In 2017, Memorial High School (MHS) and Stratford High School (SHS) Student Council officers used their Collaborative Spirit to host a food drive during the week leading up to their rivalry football game. In that first year, they collectively gathered 6,000 food items.
The initiative began as a friendly competition, but quickly became a collaborative annual tradition between the two schools the week before their football game.
Now in its sixth year, MHS and SHS students set the bar even higher by bringing in 398,000 items each!
The donations were distributed to food pantries across Houston including Mission Yahweh Women’s Shelter, East Spring Branch Food Pantry, Spring Woods High School’s “Woods Goods” Backpack Program, and Memorial Drive Presbyterian Church’s Fuente Food Pantry, among others.
“The food brought in by both schools will make a tremendous difference in the city and our community,” said Erin Buckles, MHS English teacher and Student Council sponsor. “This allows the pantries to use their limited funds to purchase more perishable food items for those in need.”
The pantries had a lower stockpile of canned goods than normal and with the holiday season approaching, it was important to ensure the pantries had enough food items to distribute. Buckles notes that approximately 1,000 food items will feed the five zip codes served by the East Spring Branch Food Pantry.
The schools only had one week to raise donations. However, the community was eager and ready to help and collaborated to advertise the initiative through social media posts, flyers and announcements every morning.
As Philanthropy Chair on the MHS Student Council Executive Board Grace Coker manages all drives, donations and charities at the school. Grace notes that she is grateful to be part of this experience, as it is important to spread generosity across the community.
“It was a great experience to be a part of this and be able to give back!” said Grace. “We connected on a common goal: benefiting the community. We took the competition out of the picture and focused on what is most important, helping those in need. I can’t thank everyone who participated enough, we could not have done it without our community’s support.”
The food drive has been active for six years and donations have tripled every year. Mary Jackson, teacher and Student Council sponsor at SHS, mentions that she is proud to work with students who have such giving hearts.
“It is refreshing and truly amazing to work with these students,” said Jackson. “They have a heart and passion for serving the community. Initiatives like these build our students’ Core Characteristics, as they are learning to be Ethical and Service-Minded.”
Haley Ash, senior at SHS and Philanthropy Officer on the Student Council, has participated in the food drive since her freshman year. This year, she helped count the food items and organize the area where they were being kept.
“The community truly came together to raise more donations than ever this year!” said Haley. “We spread the word through social media and everyone got involved. It is important to participate because hunger is a problem in our community that many people don’t see. It was very rewarding to see both schools rallying towards the same initiative.”

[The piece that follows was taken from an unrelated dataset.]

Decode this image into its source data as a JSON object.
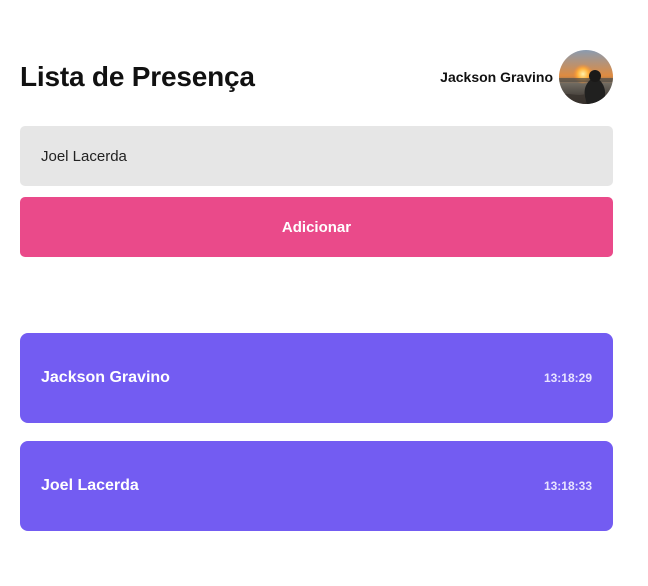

The students note that the community not only came together to provide food items, but also to pack and distribute them. The MHS girls’ soccer team, business students and the golf team helped pack and drive the food to the pantries. The student body was Empathetic and Self-Aware, as they helped each other reach a common goal.
“The students’ Collaborative Spirit made this food drive a success. They saw a need in the community and exhibited a strong work ethic to benefit those who are not as fortunate,” said Raymorris Barnes, SHS principal. “With 30% of our student body identified as socio-economically disadvantaged, bringing in as many goods as possible hits home for our campus.”
The schools plan to continue the tradition and know their students will always be ready to help.
“I am very proud of our students!” said Lisa Weir, MHS principal. “They exhibited the Core Characteristics of a T-2-4 Ready Graduate and demonstrated their civic engagement and willingness to help not only those who benefit from the pantries, but also each other.”